**DATA TO PROCESS**
================

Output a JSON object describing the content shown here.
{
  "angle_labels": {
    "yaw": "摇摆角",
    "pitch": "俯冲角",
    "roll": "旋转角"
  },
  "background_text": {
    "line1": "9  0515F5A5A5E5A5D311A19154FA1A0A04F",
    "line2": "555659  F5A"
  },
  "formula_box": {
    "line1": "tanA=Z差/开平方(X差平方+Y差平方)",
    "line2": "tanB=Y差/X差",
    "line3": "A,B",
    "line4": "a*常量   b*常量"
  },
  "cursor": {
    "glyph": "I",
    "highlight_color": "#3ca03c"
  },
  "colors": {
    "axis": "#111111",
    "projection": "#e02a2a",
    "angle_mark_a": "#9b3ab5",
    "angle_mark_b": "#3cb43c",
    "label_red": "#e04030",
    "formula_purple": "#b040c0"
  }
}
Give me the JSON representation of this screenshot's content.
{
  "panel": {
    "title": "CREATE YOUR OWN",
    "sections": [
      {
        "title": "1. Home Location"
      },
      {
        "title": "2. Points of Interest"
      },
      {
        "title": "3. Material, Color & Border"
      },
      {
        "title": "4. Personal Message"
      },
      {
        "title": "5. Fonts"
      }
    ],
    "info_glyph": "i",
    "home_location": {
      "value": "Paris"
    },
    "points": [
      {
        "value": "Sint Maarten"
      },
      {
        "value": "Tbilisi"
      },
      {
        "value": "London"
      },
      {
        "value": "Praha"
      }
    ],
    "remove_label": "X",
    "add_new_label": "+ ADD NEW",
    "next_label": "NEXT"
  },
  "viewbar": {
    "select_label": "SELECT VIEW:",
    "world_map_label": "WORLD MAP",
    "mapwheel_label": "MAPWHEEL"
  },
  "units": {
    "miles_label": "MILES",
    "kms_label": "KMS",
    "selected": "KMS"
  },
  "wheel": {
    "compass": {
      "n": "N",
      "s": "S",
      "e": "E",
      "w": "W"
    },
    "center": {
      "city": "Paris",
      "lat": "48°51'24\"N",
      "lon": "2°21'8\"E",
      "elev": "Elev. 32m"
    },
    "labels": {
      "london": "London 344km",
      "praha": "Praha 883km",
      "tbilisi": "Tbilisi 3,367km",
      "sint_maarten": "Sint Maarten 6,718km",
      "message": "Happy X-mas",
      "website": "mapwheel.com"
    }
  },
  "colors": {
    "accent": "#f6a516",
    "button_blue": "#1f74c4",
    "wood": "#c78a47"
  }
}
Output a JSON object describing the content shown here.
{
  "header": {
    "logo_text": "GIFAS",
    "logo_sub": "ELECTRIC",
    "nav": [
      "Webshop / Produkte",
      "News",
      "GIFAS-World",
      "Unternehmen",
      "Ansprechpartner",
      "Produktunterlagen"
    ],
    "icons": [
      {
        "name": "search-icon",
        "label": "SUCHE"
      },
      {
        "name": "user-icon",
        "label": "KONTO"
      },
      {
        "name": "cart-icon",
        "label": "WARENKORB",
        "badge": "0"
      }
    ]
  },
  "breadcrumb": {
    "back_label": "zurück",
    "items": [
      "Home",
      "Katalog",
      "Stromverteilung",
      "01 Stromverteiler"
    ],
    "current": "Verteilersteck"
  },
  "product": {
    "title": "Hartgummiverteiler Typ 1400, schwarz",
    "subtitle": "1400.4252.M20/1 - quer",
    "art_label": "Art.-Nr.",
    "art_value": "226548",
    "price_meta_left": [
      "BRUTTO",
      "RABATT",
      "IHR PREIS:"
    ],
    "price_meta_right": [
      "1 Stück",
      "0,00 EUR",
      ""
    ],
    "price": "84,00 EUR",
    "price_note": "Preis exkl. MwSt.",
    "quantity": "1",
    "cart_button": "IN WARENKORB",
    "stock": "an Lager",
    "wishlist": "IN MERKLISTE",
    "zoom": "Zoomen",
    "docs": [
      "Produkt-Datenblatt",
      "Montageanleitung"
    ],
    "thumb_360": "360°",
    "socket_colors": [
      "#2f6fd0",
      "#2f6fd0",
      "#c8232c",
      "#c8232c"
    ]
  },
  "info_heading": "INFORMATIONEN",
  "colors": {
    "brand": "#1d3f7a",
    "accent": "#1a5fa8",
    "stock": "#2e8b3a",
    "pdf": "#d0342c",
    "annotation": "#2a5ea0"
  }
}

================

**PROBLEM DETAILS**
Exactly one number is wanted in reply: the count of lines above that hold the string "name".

**TASK OUTPUT**
3